Islamabad, Nov 8, (Asia Free Press): A polio vaccination campaign, the first nationwide campaign to fight the disease in three years was launched in Afghanistan on Monday by the World Health Organization (WHO) and the United Nations Children’s Agency (UNICEF), according to Reuters
National Emergency Operations Coordinator for the polio programme at the Afghan Ministry of Health Naikwali Shah Momim said the campaign had begun in various parts of Afghanistan early on Monday, but he added that there were several obstacles due to a lack of trained personnel.

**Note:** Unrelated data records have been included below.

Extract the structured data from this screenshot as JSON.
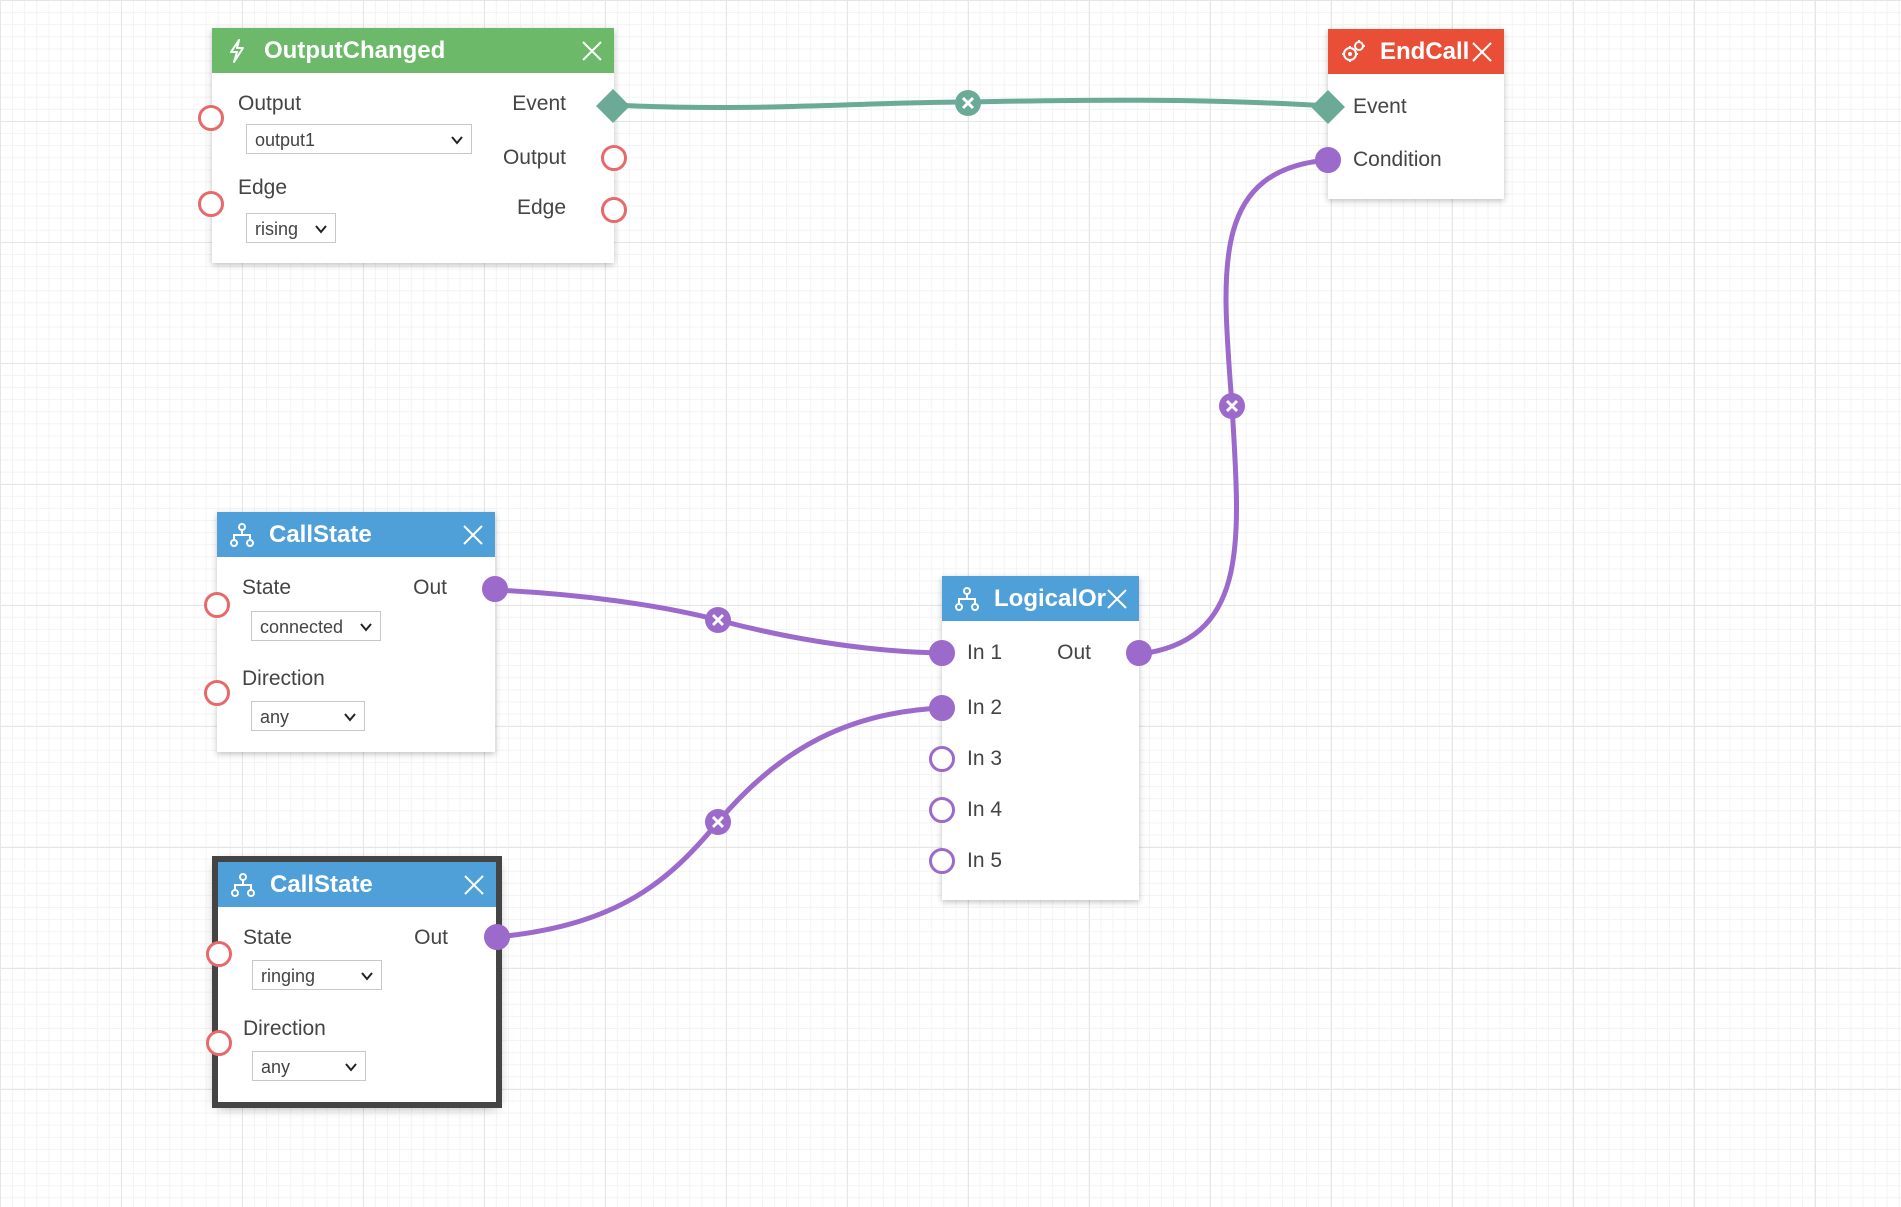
{
  "colors": {
    "green_header": "#6cb96a",
    "red_header": "#e94f36",
    "blue_header": "#4f9fd8",
    "event_wire": "#6aaa96",
    "logic_wire": "#9b6acb",
    "port_red": "#e8696b"
  },
  "output_changed": {
    "title": "OutputChanged",
    "icon": "lightning-icon",
    "output_label": "Output",
    "output_value": "output1",
    "edge_label": "Edge",
    "edge_value": "rising",
    "event_out": "Event",
    "output_out": "Output",
    "edge_out": "Edge"
  },
  "end_call": {
    "title": "EndCall",
    "icon": "gears-icon",
    "event_in": "Event",
    "condition_in": "Condition"
  },
  "call_state_1": {
    "title": "CallState",
    "icon": "hierarchy-icon",
    "state_label": "State",
    "state_value": "connected",
    "direction_label": "Direction",
    "direction_value": "any",
    "out_label": "Out"
  },
  "call_state_2": {
    "title": "CallState",
    "icon": "hierarchy-icon",
    "state_label": "State",
    "state_value": "ringing",
    "direction_label": "Direction",
    "direction_value": "any",
    "out_label": "Out"
  },
  "logical_or": {
    "title": "LogicalOr",
    "icon": "hierarchy-icon",
    "inputs": [
      "In 1",
      "In 2",
      "In 3",
      "In 4",
      "In 5"
    ],
    "out_label": "Out"
  }
}
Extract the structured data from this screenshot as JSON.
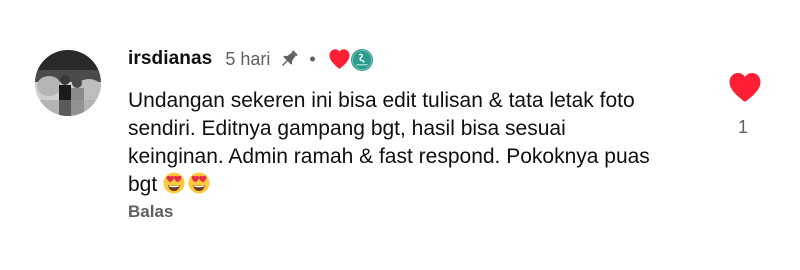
{
  "comment": {
    "author": "irsdianas",
    "time": "5 hari",
    "separator": "•",
    "text_lines": [
      "Undangan sekeren ini bisa edit tulisan & tata letak foto",
      "sendiri. Editnya gampang bgt, hasil bisa sesuai",
      "keinginan. Admin ramah & fast respond. Pokoknya puas",
      "bgt"
    ],
    "emojis": [
      "heart-eyes-emoji",
      "heart-eyes-emoji"
    ],
    "reply_label": "Balas",
    "like_count": "1"
  },
  "colors": {
    "text_primary": "#0f0f0f",
    "text_secondary": "#606060",
    "heart_red": "#ff1f35",
    "channel_teal": "#2c9c8e",
    "emoji_face": "#ffc83d",
    "emoji_heart": "#e62e4a"
  },
  "icons": {
    "pin": "pin-icon",
    "creator_heart": "creator-heart-icon",
    "like": "like-heart-icon"
  }
}
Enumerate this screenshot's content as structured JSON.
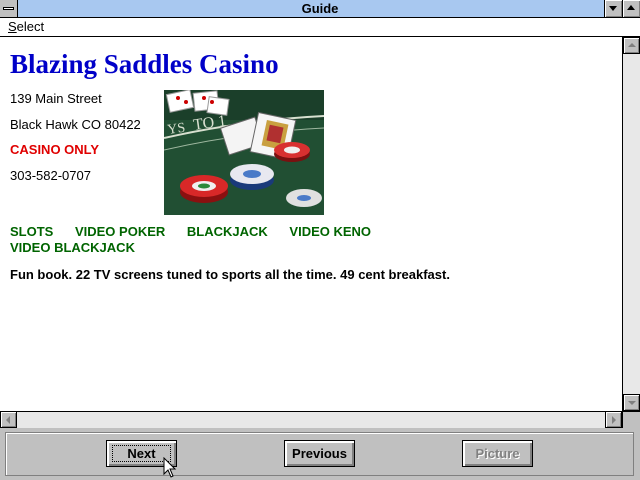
{
  "window": {
    "title": "Guide"
  },
  "menu": {
    "items": [
      {
        "label": "Select",
        "accel": "S",
        "rest": "elect"
      }
    ]
  },
  "listing": {
    "name": "Blazing Saddles Casino",
    "address_line1": "139 Main Street",
    "address_line2": "Black Hawk CO 80422",
    "note": "CASINO ONLY",
    "phone": "303-582-0707",
    "games": [
      "SLOTS",
      "VIDEO POKER",
      "BLACKJACK",
      "VIDEO KENO",
      "VIDEO BLACKJACK"
    ],
    "description": "Fun book.  22 TV screens tuned to sports all the time.  49 cent breakfast."
  },
  "buttons": {
    "next": "Next",
    "previous": "Previous",
    "picture": "Picture"
  },
  "colors": {
    "title_bar": "#a8c8f0",
    "casino_name": "#0000c8",
    "note": "#e00000",
    "games": "#006400"
  }
}
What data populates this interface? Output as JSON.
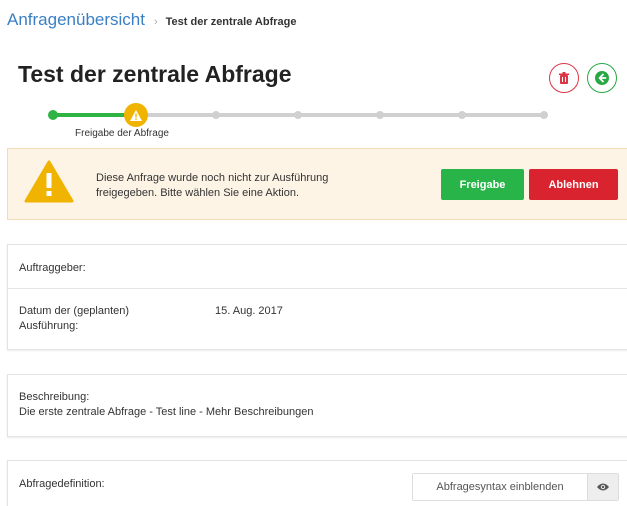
{
  "breadcrumb": {
    "parent": "Anfragenübersicht",
    "separator": "›",
    "current": "Test der zentrale Abfrage"
  },
  "title": "Test der zentrale Abfrage",
  "header_buttons": {
    "delete_icon": "trash-icon",
    "back_icon": "arrow-left-icon"
  },
  "stepper": {
    "active_label": "Freigabe der Abfrage",
    "active_step_index": 1,
    "total_steps": 7
  },
  "alert": {
    "message_line1": "Diese Anfrage wurde noch nicht zur Ausführung",
    "message_line2": "freigegeben. Bitte wählen Sie eine Aktion.",
    "approve_label": "Freigabe",
    "reject_label": "Ablehnen",
    "icon": "warning-triangle-icon"
  },
  "details": {
    "client_label": "Auftraggeber:",
    "client_value": "",
    "date_label_line1": "Datum der (geplanten)",
    "date_label_line2": "Ausführung:",
    "date_value": "15. Aug. 2017"
  },
  "description": {
    "label": "Beschreibung:",
    "value": "Die erste zentrale Abfrage - Test line - Mehr Beschreibungen"
  },
  "definition": {
    "label": "Abfragedefinition:",
    "syntax_button": "Abfragesyntax einblenden",
    "eye_icon": "eye-icon"
  },
  "colors": {
    "link": "#3b7fc4",
    "success": "#28b448",
    "danger": "#d9242f",
    "warning": "#f0b400",
    "alert_bg": "#fdf4e6"
  }
}
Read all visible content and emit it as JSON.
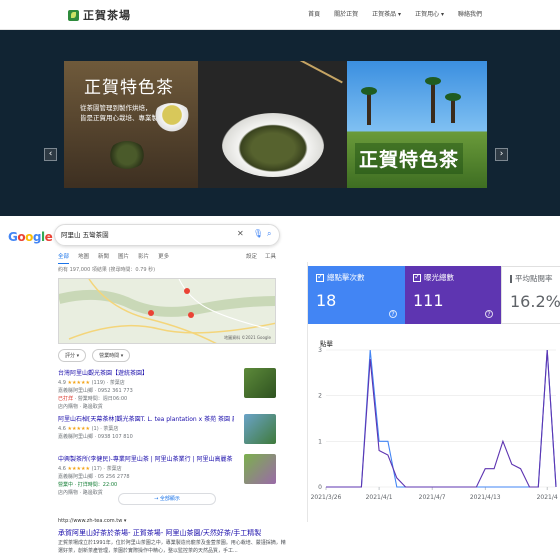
{
  "header": {
    "brand": "正賀茶場",
    "nav": [
      "首頁",
      "關於正賀",
      "正賀茶品 ▾",
      "正賀用心 ▾",
      "聯絡我們"
    ]
  },
  "hero": {
    "title_left": "正賀特色茶",
    "subtitle_lines": [
      "從茶園管理到製作烘焙，",
      "皆是正賀用心栽培、專業製作"
    ],
    "title_right": "正賀特色茶",
    "prev_icon": "‹",
    "next_icon": "›"
  },
  "serp": {
    "logo_letters": [
      "G",
      "o",
      "o",
      "g",
      "l",
      "e"
    ],
    "logo_colors": [
      "#4285f4",
      "#ea4335",
      "#fbbc05",
      "#4285f4",
      "#34a853",
      "#ea4335"
    ],
    "query": "阿里山 五彎茶園",
    "tabs": [
      "全部",
      "地圖",
      "新聞",
      "圖片",
      "影片",
      "更多"
    ],
    "tools": [
      "設定",
      "工具"
    ],
    "results_count": "約有 197,000 項結果 (搜尋時間：0.79 秒)",
    "map_footer": "地圖資料 ©2021 Google",
    "filters": [
      "評分 ▾",
      "營業時間 ▾"
    ],
    "listings": [
      {
        "name": "台灣阿里山觀光茶園【遊統茶園】",
        "rating": "4.9",
        "stars": "★★★★★",
        "reviews": "(119) · 茶葉店",
        "line2": "嘉義縣阿里山鄉 · 0952 361 773",
        "line3_open": "已打烊",
        "line3_rest": " · 營業時間：週日06:00",
        "line4": "店內購物 · 路邊取貨"
      },
      {
        "name": "阿里山石棹[天幕茶林]觀光茶園T. L. tea plantation x 茶苑 茶園 農園",
        "rating": "4.6",
        "stars": "★★★★★",
        "reviews": "(1) · 茶葉店",
        "line2": "嘉義縣阿里山鄉 · 0938 107 810",
        "line3_open": "",
        "line3_rest": "",
        "line4": ""
      },
      {
        "name": "中興製茶所(李健民)-專業阿里山茶 | 阿里山茶業行 | 阿里山高麗茶 | 阿里山紅",
        "rating": "4.6",
        "stars": "★★★★★",
        "reviews": "(17) · 茶葉店",
        "line2": "嘉義縣阿里山鄉 · 05 256 2778",
        "line3_open": "",
        "line3_rest": "營業中 · 打烊時間：22:00",
        "line4": "店內購物 · 路邊取貨"
      }
    ],
    "more_button": "→    全部顯示",
    "organic": {
      "url": "http://www.zh-tea.com.tw ▾",
      "title": "承賀阿里山好茶於茶場- 正賀茶場- 阿里山茶園/天然好茶/手工精製",
      "snippet": "正賀茶場成立於1991年，位於阿里山茶園之中，專業製造烏龍茶及金萱茶園。用心栽培、嚴謹採摘，精選好茶，創新茶產管理，茶園於實際操作中精心，整以監控茶的天然品質，手工..."
    }
  },
  "gsc": {
    "cards": [
      {
        "label": "總點擊次數",
        "value": "18"
      },
      {
        "label": "曝光總數",
        "value": "111"
      },
      {
        "label": "平均點閱率",
        "value": "16.2%"
      }
    ],
    "chart_label": "點擊",
    "colors": {
      "clicks": "#4285f4",
      "impressions": "#5e35b1"
    },
    "chart_data": {
      "type": "line",
      "ylabel": "點擊",
      "ylim": [
        0,
        3
      ],
      "yticks": [
        "3",
        "2",
        "1",
        "0"
      ],
      "xticks": [
        "2021/3/26",
        "2021/4/1",
        "2021/4/7",
        "2021/4/13",
        "2021/4"
      ],
      "series": [
        {
          "name": "總點擊次數",
          "values": [
            0,
            0,
            0,
            0,
            0,
            3,
            1,
            1,
            0,
            0,
            0,
            0,
            0,
            0,
            0,
            0,
            0,
            0,
            0,
            0,
            0,
            0,
            0,
            0,
            0,
            3,
            0
          ]
        },
        {
          "name": "曝光總數",
          "values": [
            0,
            0,
            0,
            0,
            0,
            2.8,
            0.8,
            0.7,
            0.2,
            0,
            0,
            0,
            0,
            0,
            0,
            0,
            0,
            0,
            0.4,
            0.4,
            1.0,
            0.5,
            0.4,
            0,
            0,
            3,
            0
          ]
        }
      ]
    }
  }
}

Taliban support will allow teams to reach children in previously inaccessible areas of the country as part of this campaign, according to the World Health Organization (WHO).
WHO Eastern Mediterranean Regional Director Ahmed Al Mandhari said in a statement that “the urgency with which the Taliban leadership wants the polio campaign to proceed demonstrates a joint commitment to maintain the health system and restart essential immunizations to avert further outbreaks of preventable diseases.”
Momim, on the other hand, said that more training was needed for teams in remote areas, so the programme would begin in Kabul at the beginning.
End-stage polio, a disease that can paralyse young children and is spread through sewage, is only found in Afghanistan and Pakistan, two of the world’s last endemic polio countries.
A decades-long campaign to immunise the world against polio has effectively eliminated the disease. However, in Afghanistan and parts of Pakistan, vaccination campaigns have been hampered by factors such as political unrest, difficult terrain, large-scale population shifts, and a general distrust of outsiders.
In 2021, there was only one case of wild poliovirus type 1 (WPV1) reported in Afghanistan, compared to 56 in 2020, according to WHO data compiled before the collapse of the Western-backed government in August.
All nations, including those with weak health systems and those where the disease can spread, are at risk until the disease is eliminated, say health experts.